Frequently Asked Questions

How do you do cats?

The procedure in doing a dental for a cat is almost the same as a dog. However, instead of wrapping a cat in a towel, we wrap them in a cat bag. This is to insure their safety and ours. Usually this procedure will only take 30 minutes and like dogs, we discourage owners from being in the room.If we immediately find problems which need your veterinarian’s attention, Example: teeth which need to be extracted, we will refer you back to your Vet to have a dental under anesthesia . During the dental if we find any additional problems, we will put the information on your report card so you can discuss any further action with your own veterinarian.


Do you use sterile tools?

Yes, we sterilize all our tools, and we use a different clean scaler on every animal.


How effective is this method?

There are circumstances where we might not be able to remove all the tartar.

  • Deep Pockets
  • Root Exposure
  • Excessive Wiggling

We do not pull teeth and we do not take X-Rays, so we can never see what is going on under the gum line.

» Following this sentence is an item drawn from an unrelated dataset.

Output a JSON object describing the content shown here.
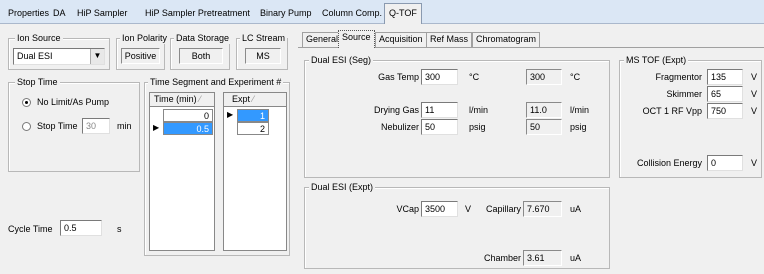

Remember an X-Ray will show if there is infection of the roots or the area around the root. If gum disease is present we will recommend an X-ray. If the enamel of a tooth is compromised we will recommend an X-ray. We believe small dogs should get yearly X-rays, because their teeth are so crowded it is very likely they have diseased roots. For larger dogs, if no gum disease is present then plan on an X-ray every 3-5 yrs. If gum disease is present then we recommend yearly X-rays.


Can our technicians perform a cleaning on every dog?

No, while we can clean the vast majority of dogs and cats there are some for whom it is not appropriate. Examples would be pets with severe gingivitis, caries, fractured teeth, abscesses, stomatitis, tumors etc. Whenever our technicians discover loose or fractured teeth, tumors, gum disease, or any other condition that needs your veterinarian’s intervention, they will write the information down for you so you can bring it to your veterinarian’s attention. 


Can you use this method on older pets?

Yes, non-anesthetic dentals can be done on older pets and pets with chronic kidney, liver or heart disease who might not be a good candidate for a dental under anesthesia. 


Apply tincture of Organic Grape Seed, Myrrh, Aloe, or tea tree oil on the gums. Studies show low carbohydrate diets also lead to less plaque and calcium build up.

    How can I relieve my pet’s inflamed gums? 


      Dilute salt water, baking soda and water. Mix into a paste and use. You can also use coconut oil.

      How can I make my own tooth paste for my pet?